---------- Record excerpts
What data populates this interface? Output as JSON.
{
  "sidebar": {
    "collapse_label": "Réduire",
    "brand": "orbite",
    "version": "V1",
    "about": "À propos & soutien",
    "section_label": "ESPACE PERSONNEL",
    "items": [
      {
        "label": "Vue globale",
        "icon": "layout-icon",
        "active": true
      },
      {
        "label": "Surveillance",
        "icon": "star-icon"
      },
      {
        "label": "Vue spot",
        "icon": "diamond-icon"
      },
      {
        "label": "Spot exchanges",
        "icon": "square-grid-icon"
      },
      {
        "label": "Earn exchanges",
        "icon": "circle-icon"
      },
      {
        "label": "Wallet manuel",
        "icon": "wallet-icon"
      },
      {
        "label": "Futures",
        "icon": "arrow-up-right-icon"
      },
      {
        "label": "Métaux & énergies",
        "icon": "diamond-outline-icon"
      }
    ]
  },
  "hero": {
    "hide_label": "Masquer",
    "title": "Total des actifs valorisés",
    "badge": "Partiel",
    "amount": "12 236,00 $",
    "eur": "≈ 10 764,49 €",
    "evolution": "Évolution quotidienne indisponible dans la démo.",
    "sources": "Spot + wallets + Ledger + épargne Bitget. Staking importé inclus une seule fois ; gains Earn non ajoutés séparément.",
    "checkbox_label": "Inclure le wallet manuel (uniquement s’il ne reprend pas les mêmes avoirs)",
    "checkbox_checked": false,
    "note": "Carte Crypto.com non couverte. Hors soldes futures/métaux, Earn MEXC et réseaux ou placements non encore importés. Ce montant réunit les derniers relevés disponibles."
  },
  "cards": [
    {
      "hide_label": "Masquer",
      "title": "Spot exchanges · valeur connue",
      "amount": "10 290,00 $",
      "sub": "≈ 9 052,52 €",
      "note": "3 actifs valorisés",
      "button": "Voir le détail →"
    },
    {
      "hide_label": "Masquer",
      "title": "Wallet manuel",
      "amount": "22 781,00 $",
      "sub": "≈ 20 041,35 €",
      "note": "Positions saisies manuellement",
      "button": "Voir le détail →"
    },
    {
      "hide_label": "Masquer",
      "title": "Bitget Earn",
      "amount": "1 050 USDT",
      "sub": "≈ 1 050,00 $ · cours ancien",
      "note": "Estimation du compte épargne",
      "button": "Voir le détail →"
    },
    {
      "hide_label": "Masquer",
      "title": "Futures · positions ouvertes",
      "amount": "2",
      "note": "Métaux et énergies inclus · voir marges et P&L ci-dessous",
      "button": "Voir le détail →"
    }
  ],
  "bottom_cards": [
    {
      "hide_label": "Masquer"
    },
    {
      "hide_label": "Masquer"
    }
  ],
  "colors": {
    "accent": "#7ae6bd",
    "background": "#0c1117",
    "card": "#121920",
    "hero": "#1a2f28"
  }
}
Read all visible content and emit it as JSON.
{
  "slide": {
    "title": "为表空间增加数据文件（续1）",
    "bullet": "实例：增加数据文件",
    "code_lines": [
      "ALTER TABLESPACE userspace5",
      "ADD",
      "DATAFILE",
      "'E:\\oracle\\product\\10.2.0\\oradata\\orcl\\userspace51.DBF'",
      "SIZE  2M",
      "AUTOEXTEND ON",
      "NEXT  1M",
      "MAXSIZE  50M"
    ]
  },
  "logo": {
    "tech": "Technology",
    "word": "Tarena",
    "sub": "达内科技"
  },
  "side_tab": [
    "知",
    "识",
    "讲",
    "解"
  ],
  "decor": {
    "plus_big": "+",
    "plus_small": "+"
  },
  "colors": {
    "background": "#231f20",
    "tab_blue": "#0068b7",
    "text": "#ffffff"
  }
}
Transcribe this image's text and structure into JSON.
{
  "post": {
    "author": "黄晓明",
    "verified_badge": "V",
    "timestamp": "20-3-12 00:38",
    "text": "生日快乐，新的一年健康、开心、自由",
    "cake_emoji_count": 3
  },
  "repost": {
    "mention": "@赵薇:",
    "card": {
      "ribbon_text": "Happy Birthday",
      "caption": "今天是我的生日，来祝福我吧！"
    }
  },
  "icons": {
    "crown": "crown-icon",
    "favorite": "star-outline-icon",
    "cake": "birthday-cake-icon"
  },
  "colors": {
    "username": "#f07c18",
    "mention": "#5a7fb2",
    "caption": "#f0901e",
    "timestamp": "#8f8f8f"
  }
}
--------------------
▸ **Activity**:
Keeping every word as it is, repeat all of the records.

▸ **Problem solution**:
What data populates this interface? Output as JSON.
{
  "sidebar": {
    "collapse_label": "Réduire",
    "brand": "orbite",
    "version": "V1",
    "about": "À propos & soutien",
    "section_label": "ESPACE PERSONNEL",
    "items": [
      {
        "label": "Vue globale",
        "icon": "layout-icon",
        "active": true
      },
      {
        "label": "Surveillance",
        "icon": "star-icon"
      },
      {
        "label": "Vue spot",
        "icon": "diamond-icon"
      },
      {
        "label": "Spot exchanges",
        "icon": "square-grid-icon"
      },
      {
        "label": "Earn exchanges",
        "icon": "circle-icon"
      },
      {
        "label": "Wallet manuel",
        "icon": "wallet-icon"
      },
      {
        "label": "Futures",
        "icon": "arrow-up-right-icon"
      },
      {
        "label": "Métaux & énergies",
        "icon": "diamond-outline-icon"
      }
    ]
  },
  "hero": {
    "hide_label": "Masquer",
    "title": "Total des actifs valorisés",
    "badge": "Partiel",
    "amount": "12 236,00 $",
    "eur": "≈ 10 764,49 €",
    "evolution": "Évolution quotidienne indisponible dans la démo.",
    "sources": "Spot + wallets + Ledger + épargne Bitget. Staking importé inclus une seule fois ; gains Earn non ajoutés séparément.",
    "checkbox_label": "Inclure le wallet manuel (uniquement s’il ne reprend pas les mêmes avoirs)",
    "checkbox_checked": false,
    "note": "Carte Crypto.com non couverte. Hors soldes futures/métaux, Earn MEXC et réseaux ou placements non encore importés. Ce montant réunit les derniers relevés disponibles."
  },
  "cards": [
    {
      "hide_label": "Masquer",
      "title": "Spot exchanges · valeur connue",
      "amount": "10 290,00 $",
      "sub": "≈ 9 052,52 €",
      "note": "3 actifs valorisés",
      "button": "Voir le détail →"
    },
    {
      "hide_label": "Masquer",
      "title": "Wallet manuel",
      "amount": "22 781,00 $",
      "sub": "≈ 20 041,35 €",
      "note": "Positions saisies manuellement",
      "button": "Voir le détail →"
    },
    {
      "hide_label": "Masquer",
      "title": "Bitget Earn",
      "amount": "1 050 USDT",
      "sub": "≈ 1 050,00 $ · cours ancien",
      "note": "Estimation du compte épargne",
      "button": "Voir le détail →"
    },
    {
      "hide_label": "Masquer",
      "title": "Futures · positions ouvertes",
      "amount": "2",
      "note": "Métaux et énergies inclus · voir marges et P&L ci-dessous",
      "button": "Voir le détail →"
    }
  ],
  "bottom_cards": [
    {
      "hide_label": "Masquer"
    },
    {
      "hide_label": "Masquer"
    }
  ],
  "colors": {
    "accent": "#7ae6bd",
    "background": "#0c1117",
    "card": "#121920",
    "hero": "#1a2f28"
  }
}
Read all visible content and emit it as JSON.
{
  "slide": {
    "title": "为表空间增加数据文件（续1）",
    "bullet": "实例：增加数据文件",
    "code_lines": [
      "ALTER TABLESPACE userspace5",
      "ADD",
      "DATAFILE",
      "'E:\\oracle\\product\\10.2.0\\oradata\\orcl\\userspace51.DBF'",
      "SIZE  2M",
      "AUTOEXTEND ON",
      "NEXT  1M",
      "MAXSIZE  50M"
    ]
  },
  "logo": {
    "tech": "Technology",
    "word": "Tarena",
    "sub": "达内科技"
  },
  "side_tab": [
    "知",
    "识",
    "讲",
    "解"
  ],
  "decor": {
    "plus_big": "+",
    "plus_small": "+"
  },
  "colors": {
    "background": "#231f20",
    "tab_blue": "#0068b7",
    "text": "#ffffff"
  }
}
Transcribe this image's text and structure into JSON.
{
  "post": {
    "author": "黄晓明",
    "verified_badge": "V",
    "timestamp": "20-3-12 00:38",
    "text": "生日快乐，新的一年健康、开心、自由",
    "cake_emoji_count": 3
  },
  "repost": {
    "mention": "@赵薇:",
    "card": {
      "ribbon_text": "Happy Birthday",
      "caption": "今天是我的生日，来祝福我吧！"
    }
  },
  "icons": {
    "crown": "crown-icon",
    "favorite": "star-outline-icon",
    "cake": "birthday-cake-icon"
  },
  "colors": {
    "username": "#f07c18",
    "mention": "#5a7fb2",
    "caption": "#f0901e",
    "timestamp": "#8f8f8f"
  }
}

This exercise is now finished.